For the most part, I do agree with the conclusion that there are few bargains to be had in this sector. The profitability of this industry is truly remarkable, but starting to be reflected in generous multiples.

Two names do stand out in my mind: Federated and Nuveen.

Federated Investors (FII) has a return on invested capital of 23.3% as well as a very high operating margin of almost 33% in the 2005 year.

The company has bought back over $480 million in stock in the last five years as well as paid out about $140 million in dividends. The share count has been significantly reduced in the last five years from 120 million shares to a current 108 million (fully diluted). The five year growth rate in the dividend has been 32.9%, well above the industry average. The stock trades at about 14 times EV/EBIT based on yesterday's lift in the stock price.

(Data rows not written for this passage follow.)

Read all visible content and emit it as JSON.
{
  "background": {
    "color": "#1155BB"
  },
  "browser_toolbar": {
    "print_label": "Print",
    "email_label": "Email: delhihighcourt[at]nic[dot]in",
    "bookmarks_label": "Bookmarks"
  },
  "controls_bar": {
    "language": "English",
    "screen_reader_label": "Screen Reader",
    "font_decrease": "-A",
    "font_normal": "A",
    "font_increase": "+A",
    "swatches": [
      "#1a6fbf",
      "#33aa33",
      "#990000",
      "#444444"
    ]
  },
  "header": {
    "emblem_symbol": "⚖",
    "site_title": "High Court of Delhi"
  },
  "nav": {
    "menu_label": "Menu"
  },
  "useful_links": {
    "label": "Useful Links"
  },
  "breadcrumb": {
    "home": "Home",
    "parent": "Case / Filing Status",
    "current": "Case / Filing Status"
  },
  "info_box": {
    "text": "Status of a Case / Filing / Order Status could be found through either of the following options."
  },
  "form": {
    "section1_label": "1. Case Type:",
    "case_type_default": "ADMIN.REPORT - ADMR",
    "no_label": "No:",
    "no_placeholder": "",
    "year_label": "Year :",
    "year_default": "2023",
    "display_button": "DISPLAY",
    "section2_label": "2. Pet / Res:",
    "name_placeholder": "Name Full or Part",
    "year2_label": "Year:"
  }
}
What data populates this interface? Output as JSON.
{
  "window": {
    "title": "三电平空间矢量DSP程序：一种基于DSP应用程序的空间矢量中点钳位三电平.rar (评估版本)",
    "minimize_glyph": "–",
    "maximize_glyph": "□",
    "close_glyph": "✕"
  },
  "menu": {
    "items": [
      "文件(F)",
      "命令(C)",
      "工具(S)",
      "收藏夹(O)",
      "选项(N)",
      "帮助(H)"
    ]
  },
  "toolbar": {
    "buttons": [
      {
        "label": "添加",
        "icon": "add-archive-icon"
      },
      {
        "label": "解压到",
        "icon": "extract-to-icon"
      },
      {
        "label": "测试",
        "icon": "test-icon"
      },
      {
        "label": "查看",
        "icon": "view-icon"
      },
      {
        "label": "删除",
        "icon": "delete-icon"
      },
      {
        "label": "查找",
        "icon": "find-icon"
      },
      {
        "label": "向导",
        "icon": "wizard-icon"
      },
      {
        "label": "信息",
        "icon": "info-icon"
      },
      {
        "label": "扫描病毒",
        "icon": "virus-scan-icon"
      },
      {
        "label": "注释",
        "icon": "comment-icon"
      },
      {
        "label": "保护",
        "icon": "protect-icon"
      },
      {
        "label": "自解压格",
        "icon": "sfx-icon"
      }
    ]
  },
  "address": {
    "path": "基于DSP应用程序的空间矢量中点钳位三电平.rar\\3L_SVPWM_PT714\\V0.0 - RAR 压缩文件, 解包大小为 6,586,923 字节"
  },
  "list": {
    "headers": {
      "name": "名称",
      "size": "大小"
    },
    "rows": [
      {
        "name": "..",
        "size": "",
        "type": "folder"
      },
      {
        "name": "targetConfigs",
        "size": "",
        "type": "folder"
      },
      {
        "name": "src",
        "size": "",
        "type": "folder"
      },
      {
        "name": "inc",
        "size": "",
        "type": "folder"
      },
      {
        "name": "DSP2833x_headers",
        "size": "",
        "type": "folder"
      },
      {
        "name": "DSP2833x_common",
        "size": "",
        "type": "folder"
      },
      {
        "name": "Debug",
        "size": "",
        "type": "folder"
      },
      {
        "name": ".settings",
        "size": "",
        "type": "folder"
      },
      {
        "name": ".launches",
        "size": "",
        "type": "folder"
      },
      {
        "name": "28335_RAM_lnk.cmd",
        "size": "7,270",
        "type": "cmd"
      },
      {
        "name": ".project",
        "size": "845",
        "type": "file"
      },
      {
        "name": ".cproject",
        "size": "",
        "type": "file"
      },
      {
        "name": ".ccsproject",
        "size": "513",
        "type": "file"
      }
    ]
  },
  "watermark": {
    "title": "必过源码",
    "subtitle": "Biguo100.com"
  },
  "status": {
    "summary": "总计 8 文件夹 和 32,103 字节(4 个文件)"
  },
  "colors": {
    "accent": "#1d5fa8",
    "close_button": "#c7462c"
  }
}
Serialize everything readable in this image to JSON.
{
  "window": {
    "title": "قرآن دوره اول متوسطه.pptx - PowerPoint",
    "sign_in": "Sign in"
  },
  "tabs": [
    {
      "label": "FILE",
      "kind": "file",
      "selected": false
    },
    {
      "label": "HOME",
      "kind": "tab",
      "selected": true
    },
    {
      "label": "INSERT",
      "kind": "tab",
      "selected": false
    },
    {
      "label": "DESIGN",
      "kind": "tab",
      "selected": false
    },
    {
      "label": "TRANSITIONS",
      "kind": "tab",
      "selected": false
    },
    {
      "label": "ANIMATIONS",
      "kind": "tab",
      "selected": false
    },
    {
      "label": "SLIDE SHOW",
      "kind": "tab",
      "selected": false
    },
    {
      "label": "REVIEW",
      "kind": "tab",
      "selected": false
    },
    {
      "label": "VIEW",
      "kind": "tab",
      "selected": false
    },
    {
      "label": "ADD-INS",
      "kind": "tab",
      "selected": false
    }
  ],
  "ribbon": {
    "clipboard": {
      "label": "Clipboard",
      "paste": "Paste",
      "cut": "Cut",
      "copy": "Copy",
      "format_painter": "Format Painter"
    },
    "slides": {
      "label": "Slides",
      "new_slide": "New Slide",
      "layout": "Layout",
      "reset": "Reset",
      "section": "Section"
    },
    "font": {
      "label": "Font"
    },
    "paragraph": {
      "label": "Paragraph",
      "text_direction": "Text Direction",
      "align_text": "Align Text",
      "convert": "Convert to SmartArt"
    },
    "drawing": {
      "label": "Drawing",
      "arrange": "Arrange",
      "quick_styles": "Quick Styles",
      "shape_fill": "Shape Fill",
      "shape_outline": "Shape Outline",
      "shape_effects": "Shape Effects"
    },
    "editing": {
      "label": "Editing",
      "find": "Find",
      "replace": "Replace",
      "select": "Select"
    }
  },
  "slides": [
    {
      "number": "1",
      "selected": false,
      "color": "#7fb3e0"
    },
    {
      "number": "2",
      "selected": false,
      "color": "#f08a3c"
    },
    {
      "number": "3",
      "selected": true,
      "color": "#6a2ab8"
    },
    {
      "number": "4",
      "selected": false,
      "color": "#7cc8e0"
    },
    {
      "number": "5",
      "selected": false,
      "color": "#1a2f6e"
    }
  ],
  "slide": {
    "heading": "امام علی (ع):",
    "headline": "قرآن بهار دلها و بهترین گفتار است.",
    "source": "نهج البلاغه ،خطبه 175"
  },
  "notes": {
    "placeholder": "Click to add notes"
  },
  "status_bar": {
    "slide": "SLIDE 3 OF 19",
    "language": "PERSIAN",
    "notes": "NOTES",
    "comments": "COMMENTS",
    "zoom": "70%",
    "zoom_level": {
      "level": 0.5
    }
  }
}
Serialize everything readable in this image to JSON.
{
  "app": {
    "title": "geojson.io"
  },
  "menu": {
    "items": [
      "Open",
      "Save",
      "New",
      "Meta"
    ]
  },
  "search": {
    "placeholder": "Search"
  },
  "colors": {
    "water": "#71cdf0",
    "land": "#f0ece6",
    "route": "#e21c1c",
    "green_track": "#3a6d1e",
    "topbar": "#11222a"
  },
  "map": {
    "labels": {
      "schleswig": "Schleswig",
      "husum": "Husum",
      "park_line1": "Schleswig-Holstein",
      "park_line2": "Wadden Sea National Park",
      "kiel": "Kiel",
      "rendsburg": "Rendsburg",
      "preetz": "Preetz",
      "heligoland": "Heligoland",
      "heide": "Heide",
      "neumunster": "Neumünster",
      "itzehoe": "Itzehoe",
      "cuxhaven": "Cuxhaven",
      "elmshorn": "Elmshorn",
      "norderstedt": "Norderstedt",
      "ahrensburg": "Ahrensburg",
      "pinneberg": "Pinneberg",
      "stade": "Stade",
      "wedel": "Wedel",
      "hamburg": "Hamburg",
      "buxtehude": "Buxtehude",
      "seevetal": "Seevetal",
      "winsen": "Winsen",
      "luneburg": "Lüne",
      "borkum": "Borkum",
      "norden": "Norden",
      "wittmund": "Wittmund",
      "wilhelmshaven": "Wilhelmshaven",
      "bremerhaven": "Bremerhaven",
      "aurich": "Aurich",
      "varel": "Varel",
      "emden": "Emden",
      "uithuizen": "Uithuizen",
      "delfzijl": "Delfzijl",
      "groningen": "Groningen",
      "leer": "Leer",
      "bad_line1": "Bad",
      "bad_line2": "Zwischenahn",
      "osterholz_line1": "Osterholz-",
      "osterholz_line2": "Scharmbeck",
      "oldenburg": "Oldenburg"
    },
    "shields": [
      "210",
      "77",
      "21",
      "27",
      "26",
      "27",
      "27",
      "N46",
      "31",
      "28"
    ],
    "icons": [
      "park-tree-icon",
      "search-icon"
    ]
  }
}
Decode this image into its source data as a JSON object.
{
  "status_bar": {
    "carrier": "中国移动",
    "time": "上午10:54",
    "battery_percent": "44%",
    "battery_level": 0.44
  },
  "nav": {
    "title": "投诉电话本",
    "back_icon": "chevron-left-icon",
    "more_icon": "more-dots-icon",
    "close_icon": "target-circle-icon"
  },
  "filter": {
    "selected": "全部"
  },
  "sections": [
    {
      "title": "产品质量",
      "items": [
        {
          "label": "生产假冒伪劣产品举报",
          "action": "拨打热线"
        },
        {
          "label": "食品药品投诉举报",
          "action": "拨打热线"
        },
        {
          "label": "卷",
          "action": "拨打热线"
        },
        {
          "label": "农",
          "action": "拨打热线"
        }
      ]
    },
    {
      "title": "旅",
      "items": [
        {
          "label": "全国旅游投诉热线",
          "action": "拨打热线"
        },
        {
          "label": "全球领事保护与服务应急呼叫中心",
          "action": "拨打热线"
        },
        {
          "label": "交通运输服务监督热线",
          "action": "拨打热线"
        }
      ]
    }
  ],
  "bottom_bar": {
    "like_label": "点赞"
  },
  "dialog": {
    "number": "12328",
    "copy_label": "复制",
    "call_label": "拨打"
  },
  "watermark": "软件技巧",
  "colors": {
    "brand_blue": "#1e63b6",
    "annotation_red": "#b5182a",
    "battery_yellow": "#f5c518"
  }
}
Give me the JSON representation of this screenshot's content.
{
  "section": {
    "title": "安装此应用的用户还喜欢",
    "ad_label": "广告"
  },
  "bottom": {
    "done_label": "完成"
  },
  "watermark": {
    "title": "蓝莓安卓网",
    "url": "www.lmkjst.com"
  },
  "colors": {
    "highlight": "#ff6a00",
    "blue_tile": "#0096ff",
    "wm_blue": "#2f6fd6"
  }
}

Contrast this with Waddell & Reed Financial (WDR) with a return on invested capital of 13.5% currently, well below historical averages. The last significant buybacks for WDR occurred in 2001 and 2002, but the five year total did amount to just over $300 million.

Consequently, the share count in the last five years has shrunk only slightly from 83.4 million shares to 82 million (fully diluted.) The five year growth rate in the dividend is only about 11.2%. Yet, the stock trades at a higher multiple of EBIT at 18.2 times.

John Nuveen or what is now known as Nuveen Investments (JNC) is also favorably mentioned in the article. JNC has bought back some $312 million in stock in the last five years. It share count over the applicable time frame has been significantly shrunk to 86 million shares from 101.6 million in 2001. Its five year growth rate in dividends is about 14%. On an EV/EBIT multiple the company trades at 14.7 times.

The mix of assets under management varies considerably among these companies with FII managing primarily money market (about 75%) and WDR primarily (over 80%) equity oriented. JNC, known historically for its muni bond expertise is now much more balanced between fixed income and equity management.

Bear Stearns upgraded FII yesterday, noting its valuation as well as its potential to merge with another money manager.

It should be noted that Federated has resolved with the SEC and the NY Attorney General its mutual fund trading issues regarding market timing, late trading and foreign security valuation.

I and my family do not currently have a position in FII, WDR, or JNC. I do have clients with a position in FII.

Source: Looking For Bargains In Asset Management Stocks (FII, WDR, JNC)